Prof. Dr. Renaldas Gudauskas has been invited to participate at the Conference as a member of the Executive Committee of the International Council for Philosophy and Human Sciences (CPSH, for the 2021–2024 term of which he was elected in December of the previous year.
The European Humanities Conference’s agenda included discussions on what had been done within various academic fields in creating the added value of humanities as well as in contributing to the perspective of the education system, especially in university studies. Even within the concept of a university developed as far back as in the Middle Ages, humanities, which helped to understand the complexity of man, nature and cosmos, played a significant role. As specialisation is gaining momentum and ratings of technical fields is increasing, the significance of humanities at universities is decreasing. In order to remain in line with current social requirements, there have been developed “digital humanities”, which have the purpose to overcome new challenges related to creating progressive knowledge by using the most modern technological resources.
At the conference, Prof. Dr. Renaldas Gudauskas delivered the report “Humanities in the context of strategic integrated science communication“.

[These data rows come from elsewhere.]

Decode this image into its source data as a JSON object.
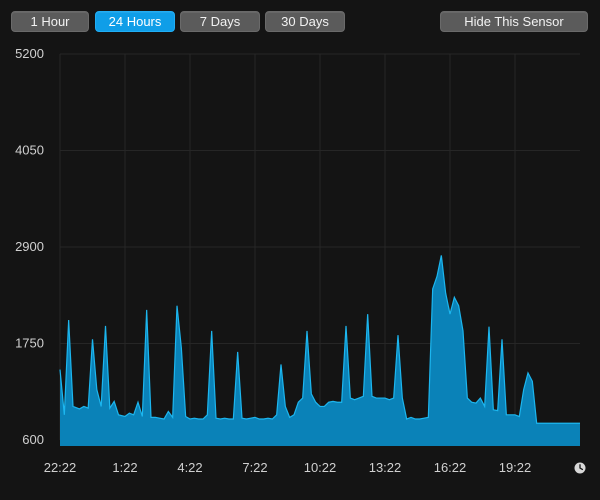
{
  "toolbar": {
    "range_buttons": [
      {
        "label": "1 Hour",
        "active": false
      },
      {
        "label": "24 Hours",
        "active": true
      },
      {
        "label": "7 Days",
        "active": false
      },
      {
        "label": "30 Days",
        "active": false
      }
    ],
    "hide_label": "Hide This Sensor"
  },
  "icons": {
    "clock": "clock-icon"
  },
  "colors": {
    "accent": "#0f9ee8",
    "series_fill": "#0a82b8",
    "series_line": "#1cb6ef",
    "background": "#141414",
    "grid": "#262626"
  },
  "chart_data": {
    "type": "area",
    "title": "",
    "xlabel": "",
    "ylabel": "",
    "ylim": [
      600,
      5200
    ],
    "yticks": [
      600,
      1750,
      2900,
      4050,
      5200
    ],
    "xticks": [
      "22:22",
      "1:22",
      "4:22",
      "7:22",
      "10:22",
      "13:22",
      "16:22",
      "19:22"
    ],
    "grid": true,
    "series": [
      {
        "x": [
          0,
          0.2,
          0.4,
          0.6,
          0.9,
          1.1,
          1.3,
          1.5,
          1.7,
          1.9,
          2.1,
          2.3,
          2.5,
          2.7,
          3.0,
          3.2,
          3.4,
          3.6,
          3.8,
          4.0,
          4.2,
          4.4,
          4.6,
          4.8,
          5.0,
          5.2,
          5.4,
          5.6,
          5.8,
          6.0,
          6.2,
          6.4,
          6.6,
          6.8,
          7.0,
          7.2,
          7.4,
          7.6,
          7.8,
          8.0,
          8.2,
          8.4,
          8.6,
          8.8,
          9.0,
          9.2,
          9.4,
          9.6,
          9.8,
          10.0,
          10.2,
          10.4,
          10.6,
          10.8,
          11.0,
          11.2,
          11.4,
          11.6,
          11.8,
          12.0,
          12.2,
          12.4,
          12.6,
          12.8,
          13.0,
          13.2,
          13.4,
          13.6,
          13.8,
          14.0,
          14.2,
          14.4,
          14.6,
          14.8,
          15.0,
          15.2,
          15.4,
          15.6,
          15.8,
          16.0,
          16.2,
          16.4,
          16.6,
          16.8,
          17.0,
          17.2,
          17.4,
          17.6,
          17.8,
          18.0,
          18.2,
          18.4,
          18.6,
          18.8,
          19.0,
          19.2,
          19.4,
          19.6,
          19.8,
          20.0,
          20.2,
          20.4,
          20.6,
          20.8,
          21.0,
          21.2,
          21.4,
          21.6,
          21.8,
          22.0,
          22.2,
          22.4,
          22.6,
          22.8,
          23.0,
          23.2,
          23.4,
          23.6,
          23.8,
          24.0
        ],
        "values": [
          1440,
          900,
          2030,
          1000,
          970,
          1000,
          980,
          1800,
          1200,
          1000,
          1960,
          980,
          1060,
          900,
          880,
          920,
          900,
          1050,
          880,
          2150,
          870,
          870,
          860,
          850,
          940,
          870,
          2200,
          1700,
          880,
          850,
          860,
          850,
          850,
          900,
          1900,
          860,
          850,
          860,
          850,
          850,
          1650,
          860,
          850,
          860,
          870,
          850,
          850,
          860,
          850,
          900,
          1500,
          1000,
          870,
          900,
          1050,
          1100,
          1900,
          1150,
          1050,
          1000,
          1000,
          1050,
          1060,
          1050,
          1050,
          1960,
          1100,
          1080,
          1100,
          1120,
          2100,
          1120,
          1100,
          1100,
          1100,
          1080,
          1100,
          1850,
          1100,
          850,
          870,
          850,
          850,
          860,
          870,
          2400,
          2550,
          2800,
          2350,
          2100,
          2300,
          2200,
          1900,
          1100,
          1050,
          1040,
          1100,
          1000,
          1950,
          960,
          950,
          1800,
          900,
          900,
          900,
          880,
          1200,
          1400,
          1300,
          800,
          800,
          800,
          800,
          800,
          800,
          800,
          800,
          800,
          800,
          800
        ]
      }
    ]
  }
}
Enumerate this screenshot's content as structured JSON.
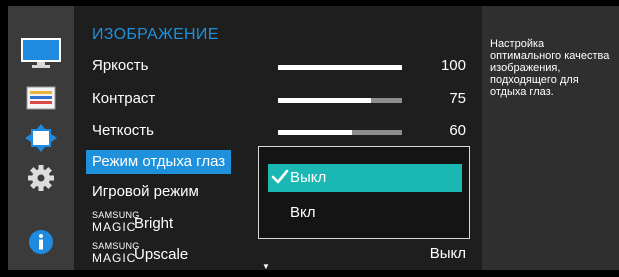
{
  "menu": {
    "title": "ИЗОБРАЖЕНИЕ",
    "items": [
      {
        "label": "Яркость",
        "value": "100",
        "level": 100
      },
      {
        "label": "Контраст",
        "value": "75",
        "level": 75
      },
      {
        "label": "Четкость",
        "value": "60",
        "level": 60
      },
      {
        "label": "Режим отдыха глаз"
      },
      {
        "label": "Игровой режим"
      },
      {
        "brand": "SAMSUNG",
        "magic": "MAGIC",
        "label": "Bright"
      },
      {
        "brand": "SAMSUNG",
        "magic": "MAGIC",
        "label": "Upscale",
        "value": "Выкл"
      }
    ],
    "selected_index": 3,
    "scroll_indicator": "▼"
  },
  "dropdown": {
    "options": [
      {
        "label": "Выкл",
        "selected": true
      },
      {
        "label": "Вкл",
        "selected": false
      }
    ]
  },
  "help": {
    "text": "Настройка оптимального качества изображения, подходящего для отдыха глаз."
  },
  "icons": [
    "picture-icon",
    "onscreen-display-icon",
    "position-size-icon",
    "settings-gear-icon",
    "information-icon"
  ],
  "colors": {
    "accent_blue": "#1f90dc",
    "active_option": "#1bb8b3",
    "panel_bg": "#1e1e1e",
    "rail_bg": "#3b3b3b",
    "help_bg": "#2f2f2f"
  }
}
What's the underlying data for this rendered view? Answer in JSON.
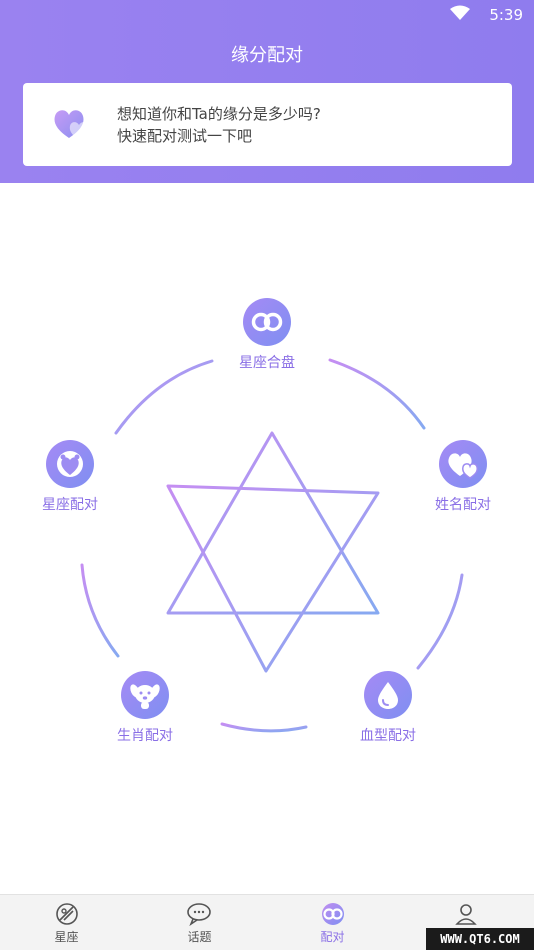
{
  "status_bar": {
    "time": "5:39"
  },
  "header": {
    "title": "缘分配对"
  },
  "intro": {
    "line1": "想知道你和Ta的缘分是多少吗?",
    "line2": "快速配对测试一下吧"
  },
  "nodes": [
    {
      "label": "星座合盘",
      "icon": "co-rings-icon"
    },
    {
      "label": "姓名配对",
      "icon": "hearts-icon"
    },
    {
      "label": "血型配对",
      "icon": "drop-icon"
    },
    {
      "label": "生肖配对",
      "icon": "dog-icon"
    },
    {
      "label": "星座配对",
      "icon": "heart-face-icon"
    }
  ],
  "tabs": [
    {
      "label": "星座",
      "icon": "zodiac-icon",
      "active": false
    },
    {
      "label": "话题",
      "icon": "chat-icon",
      "active": false
    },
    {
      "label": "配对",
      "icon": "co-rings-icon",
      "active": true
    },
    {
      "label": "",
      "icon": "user-icon",
      "active": false
    }
  ],
  "watermark": "WWW.QT6.COM",
  "colors": {
    "accent": "#9180ee",
    "label": "#8a6fe6",
    "gradient_pink": "#c08ef0",
    "gradient_blue": "#8eaaf2"
  }
}
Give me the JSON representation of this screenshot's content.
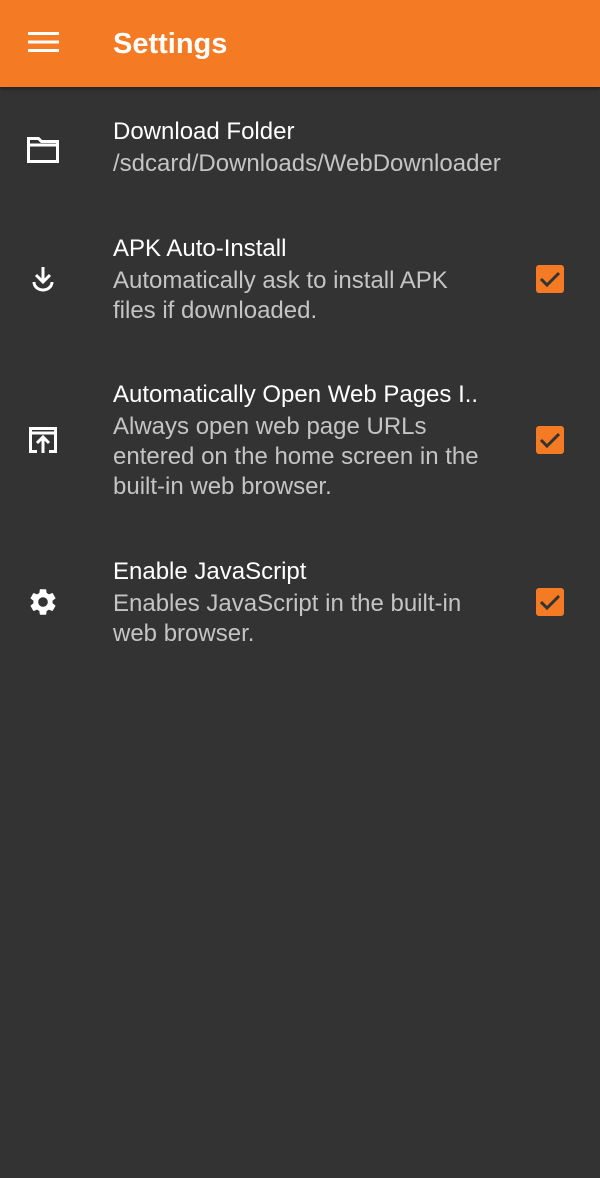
{
  "app_bar": {
    "title": "Settings",
    "menu_icon": "hamburger-menu-icon",
    "background": "#F47A24"
  },
  "settings": [
    {
      "icon": "folder-icon",
      "title": "Download Folder",
      "summary": "/sdcard/Downloads/WebDownloader"
    },
    {
      "icon": "download-icon",
      "title": "APK Auto-Install",
      "summary": "Automatically ask to install APK files if downloaded.",
      "checked": true
    },
    {
      "icon": "open-in-browser-icon",
      "title": "Automatically Open Web Pages I..",
      "summary": "Always open web page URLs entered on the home screen in the built-in web browser.",
      "checked": true
    },
    {
      "icon": "gear-icon",
      "title": "Enable JavaScript",
      "summary": "Enables JavaScript in the built-in web browser.",
      "checked": true
    }
  ],
  "colors": {
    "accent": "#F47A24",
    "background": "#333333",
    "primary_text": "#FFFFFF",
    "secondary_text": "#C4C4C4"
  }
}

To quote Prof. Dr. Renaldas Gudauskas, “Human sciences are essential for understanding the contemporary changes and managing digital complexity and transformation in the 21st century. The strategic direction of universities focuses on the setting of a new agenda for humanities fostering a major epistemological renewal open to diversity, complexity and interaction with other sciences. All science data, information and knowledge are underpinned by research processes. Reliable communication of science and reliable science research are the two sides of the same coin. One without the other will always achieve only mediocre results, if any at all. Such understanding of strategic integrated science communication allows us to create a framework for improving the relationship between science and society. In general, effective communication bridges the gap between humanities and society’s interest. Such approach would assist the assessment of the benefits and risks from an accelerated digitisation.”
The conference was initiated by the University of Alberta (Canada) and Universidade de Madeira (Portugal). Among the conference’s speakers, there were representatives from universities of Coimbra and Minho (Portugal), Pisa (Italy) and Brown University (USA).